DEC 19, 2017 11:10 AM PST

Air travel can more than triple your annual carbon footprint

Do you have travel plans for the holidays? Or perhaps you’ve got a vacation to somewhere warm lined up? Maybe you’re the keynote speaker at some important international conference. Whatever the reason may be, we can all acknowledge the lure of travel, and the convenience, especially for international travel, of flying. But have you ever really stopped to consider how flying racks up environmental miles as well as air miles? A 2015 report from the University of California titled, “Bending the Curve,” explains that air travel is the most carbon footprint-heavy activity that one can partake in. According to Kai Landwehr, Head of Marketing for MyClimate, air travel makes up 2-3% of global CO2 emissions. And that number could double within in the next 10 years.

MyClimate is an online calculator from a Swiss non-profit that works on effective climate protection. You can use the calculator to input your travel logistics (destination, flight class, etc.) and determine how many tons of carbon dioxide you’re emitting for your honeymoon trip from NYC to Paris. The calculator also can tell you how much that environmental cost means in terms of money: i.e. that honeymoon trip would translate to $67. MyClimate recommends that you, as a buyer who is knowingly harming the environment, pay back that harm by in turn donating $67 to one of the climate initiatives listed on the website.

According to Atmosfair, a German public interest group, everyone should limit their annual air travel to approximately 3,100 miles – or a round-trip flight from LA to Mexico City. That’s because, in order to avoid the doomsday of climate change, we each need to limit our yearly CO2 emissions to 2 tons (or 4,409 pounds).

Let’s look at an example. Say you’re annual carbon footprint (which includes gas, electricity, transportation, and waste disposal) is roughly 33,000 pounds (you can figure out your own footprint here). Living in the US, your carbon footprint is likely already much higher than that of someone living in, for instance, India (where the average annual carbon footprint is 3,000 pounds). Now add a couple international flights to your year, and you could more than double your carbon footprint.

Now think about it from your own perspective. How often do you fly? Turning inward on my own lifestyle, I’m embarrassed to even guess what my online calculator would tell me about my annual air travel. Assuming that of the 7 billion people living on Earth, about 1 billion others are like me in that they travel by plane more than they should. But what if all 7 billion of us traveled to that extent? According to the UC report, if this happened, global carbon dioxide emissions would increase from the current 38 billion tons per year to 150 billion tons, or a trillion tons every seven years. That trillion tons of CO2 would mean an increase of 33 degrees Fahrenheit every seven years. Scary, huh?
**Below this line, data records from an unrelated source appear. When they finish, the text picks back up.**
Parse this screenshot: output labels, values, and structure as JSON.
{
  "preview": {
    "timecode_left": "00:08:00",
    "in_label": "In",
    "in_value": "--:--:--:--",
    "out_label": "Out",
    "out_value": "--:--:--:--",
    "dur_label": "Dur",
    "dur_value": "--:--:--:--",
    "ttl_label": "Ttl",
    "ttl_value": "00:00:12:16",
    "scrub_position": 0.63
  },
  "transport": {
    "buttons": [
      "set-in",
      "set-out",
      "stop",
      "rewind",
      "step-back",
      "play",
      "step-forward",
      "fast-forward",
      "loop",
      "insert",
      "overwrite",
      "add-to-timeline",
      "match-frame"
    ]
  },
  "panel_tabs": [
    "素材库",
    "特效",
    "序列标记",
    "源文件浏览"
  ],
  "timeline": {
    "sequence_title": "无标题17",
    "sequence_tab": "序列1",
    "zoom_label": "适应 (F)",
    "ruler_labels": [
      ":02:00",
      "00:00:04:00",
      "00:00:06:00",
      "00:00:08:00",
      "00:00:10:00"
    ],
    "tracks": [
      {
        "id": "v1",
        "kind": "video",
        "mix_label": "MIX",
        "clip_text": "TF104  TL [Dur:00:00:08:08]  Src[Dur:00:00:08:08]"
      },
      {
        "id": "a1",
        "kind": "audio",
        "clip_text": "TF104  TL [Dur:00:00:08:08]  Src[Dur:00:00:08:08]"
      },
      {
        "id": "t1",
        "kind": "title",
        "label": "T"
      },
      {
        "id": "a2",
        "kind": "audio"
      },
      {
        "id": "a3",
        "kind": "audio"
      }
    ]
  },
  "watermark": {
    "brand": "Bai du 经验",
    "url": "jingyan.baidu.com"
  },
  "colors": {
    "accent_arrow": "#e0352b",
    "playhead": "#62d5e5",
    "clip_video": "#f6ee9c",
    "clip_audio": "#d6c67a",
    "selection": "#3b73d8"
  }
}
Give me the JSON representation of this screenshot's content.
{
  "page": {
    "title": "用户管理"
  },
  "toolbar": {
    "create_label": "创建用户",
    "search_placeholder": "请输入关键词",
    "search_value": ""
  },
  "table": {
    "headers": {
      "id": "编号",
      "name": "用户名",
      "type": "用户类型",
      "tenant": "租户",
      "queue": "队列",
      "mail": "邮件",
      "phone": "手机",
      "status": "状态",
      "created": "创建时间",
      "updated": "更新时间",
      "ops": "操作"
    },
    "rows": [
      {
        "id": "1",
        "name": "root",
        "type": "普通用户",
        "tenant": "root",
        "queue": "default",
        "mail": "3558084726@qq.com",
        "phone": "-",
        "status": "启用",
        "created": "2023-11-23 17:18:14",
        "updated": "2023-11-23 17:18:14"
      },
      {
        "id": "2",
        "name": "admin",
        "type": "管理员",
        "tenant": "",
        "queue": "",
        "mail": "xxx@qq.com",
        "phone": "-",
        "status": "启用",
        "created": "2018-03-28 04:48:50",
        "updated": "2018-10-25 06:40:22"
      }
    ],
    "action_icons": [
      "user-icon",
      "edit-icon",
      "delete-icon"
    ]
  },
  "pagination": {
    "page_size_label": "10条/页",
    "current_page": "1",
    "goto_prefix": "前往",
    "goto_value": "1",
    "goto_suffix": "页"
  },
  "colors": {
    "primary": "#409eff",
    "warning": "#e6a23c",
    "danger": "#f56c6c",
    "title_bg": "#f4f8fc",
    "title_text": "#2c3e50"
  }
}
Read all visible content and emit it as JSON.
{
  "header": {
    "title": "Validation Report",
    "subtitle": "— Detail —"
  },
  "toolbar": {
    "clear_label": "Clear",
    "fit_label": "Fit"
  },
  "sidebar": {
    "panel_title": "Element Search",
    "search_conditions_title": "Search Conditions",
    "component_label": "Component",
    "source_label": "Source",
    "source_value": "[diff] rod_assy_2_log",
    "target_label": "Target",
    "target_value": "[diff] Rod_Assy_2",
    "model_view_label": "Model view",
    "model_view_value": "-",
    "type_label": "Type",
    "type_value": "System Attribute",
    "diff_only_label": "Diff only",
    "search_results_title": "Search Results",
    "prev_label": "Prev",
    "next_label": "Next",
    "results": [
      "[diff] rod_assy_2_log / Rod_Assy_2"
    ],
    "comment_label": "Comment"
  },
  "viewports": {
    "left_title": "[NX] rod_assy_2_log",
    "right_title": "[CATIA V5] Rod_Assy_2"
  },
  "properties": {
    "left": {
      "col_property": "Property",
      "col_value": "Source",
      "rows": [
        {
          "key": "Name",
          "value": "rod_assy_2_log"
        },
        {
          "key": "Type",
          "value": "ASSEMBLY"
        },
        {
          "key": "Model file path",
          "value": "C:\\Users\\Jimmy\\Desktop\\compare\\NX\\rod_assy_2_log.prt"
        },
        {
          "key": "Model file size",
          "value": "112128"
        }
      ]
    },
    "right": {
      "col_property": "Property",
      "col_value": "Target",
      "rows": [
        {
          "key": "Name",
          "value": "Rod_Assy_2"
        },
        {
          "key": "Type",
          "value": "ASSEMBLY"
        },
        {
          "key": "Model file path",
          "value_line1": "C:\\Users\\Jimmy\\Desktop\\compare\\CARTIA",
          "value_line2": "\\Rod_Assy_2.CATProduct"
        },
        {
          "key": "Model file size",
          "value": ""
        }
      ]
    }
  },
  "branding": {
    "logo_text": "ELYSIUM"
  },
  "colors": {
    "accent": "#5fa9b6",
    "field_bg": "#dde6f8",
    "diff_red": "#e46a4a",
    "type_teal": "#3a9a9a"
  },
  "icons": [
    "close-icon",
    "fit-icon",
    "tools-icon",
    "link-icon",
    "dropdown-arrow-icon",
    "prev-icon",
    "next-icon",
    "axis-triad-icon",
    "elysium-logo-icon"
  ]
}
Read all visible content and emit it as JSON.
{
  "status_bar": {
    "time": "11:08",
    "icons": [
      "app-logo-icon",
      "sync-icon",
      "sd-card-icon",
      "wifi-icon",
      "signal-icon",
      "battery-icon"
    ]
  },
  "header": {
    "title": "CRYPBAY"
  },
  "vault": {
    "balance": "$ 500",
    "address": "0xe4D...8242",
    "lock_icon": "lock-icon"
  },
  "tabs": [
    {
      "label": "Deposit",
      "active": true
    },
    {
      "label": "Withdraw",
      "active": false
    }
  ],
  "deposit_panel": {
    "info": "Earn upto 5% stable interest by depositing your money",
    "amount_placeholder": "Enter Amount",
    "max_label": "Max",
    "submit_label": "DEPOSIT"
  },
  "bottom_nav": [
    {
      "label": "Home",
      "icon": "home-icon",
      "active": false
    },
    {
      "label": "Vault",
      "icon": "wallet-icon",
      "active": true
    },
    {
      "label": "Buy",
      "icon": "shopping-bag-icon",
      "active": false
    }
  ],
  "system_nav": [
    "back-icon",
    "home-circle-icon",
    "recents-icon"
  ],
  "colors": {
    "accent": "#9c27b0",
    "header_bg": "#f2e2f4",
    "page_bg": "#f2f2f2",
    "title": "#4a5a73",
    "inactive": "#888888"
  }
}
How many times a year do you fly? Photo: Orbitz

So, what to do? The report recommends staying home, or when you want to travel, traveling by train or car. If flying is the only option for you, going coach, flying non-stop, booking through airlines that use biofuels, and purchasing carbon offsets (as suggested by MyClimate) can decrease your impact.

Sources: The Washington Post, Futurism

About the Author
  • Kathryn is a curious world-traveller interested in the intersection between nature, culture, history, and people. She has worked for environmental education non-profits and is a Spanish/English interpreter.
You May Also Like
JAN 28, 2020
Earth & The Environment
JAN 28, 2020
Humans Causing "Blue Acceleration" on Ocean Resources
Humans have depended on ocean resources for centuries. However, a recent analysis of the state of the ocean showed a sharp acceleration in human pressures...
FEB 01, 2020
Earth & The Environment
FEB 01, 2020
Cut the ozone, help the plants
Researchers from the University of Exeter report in Nature Climate Change their findings of a new "natural climate solution”: reducing emissions...
FEB 12, 2020
Earth & The Environment
FEB 12, 2020
Expect more landslides in High Mountain Asia
A new study from NASA/Goddard Space Flight Center highlights the first quantitative study of the link between precipitation and landslides in the High Moun...
FEB 18, 2020
Earth & The Environment
FEB 18, 2020
Flooding in Mississippi
Mississippi and Tennessee are getting hit hard this week with flooding. The Pearl River crested yesterday in Jackson at 36.7 feet, reaching 8 feet above fl...
MAR 01, 2020
Plants & Animals
MAR 01, 2020
These Insects Blend in with the Leaves They Cling to
There are a lot of animals on Earth that use camouflage to blend in with their surroundings, but perhaps one of the better examples of this in action is th...
MAR 17, 2020
Earth & The Environment
MAR 17, 2020
Who do we save? Optimizing conservation dollars
One of the challenges facing conservationists today is understanding best investment practices – in other words, where and how does it make the most ...
Loading Comments...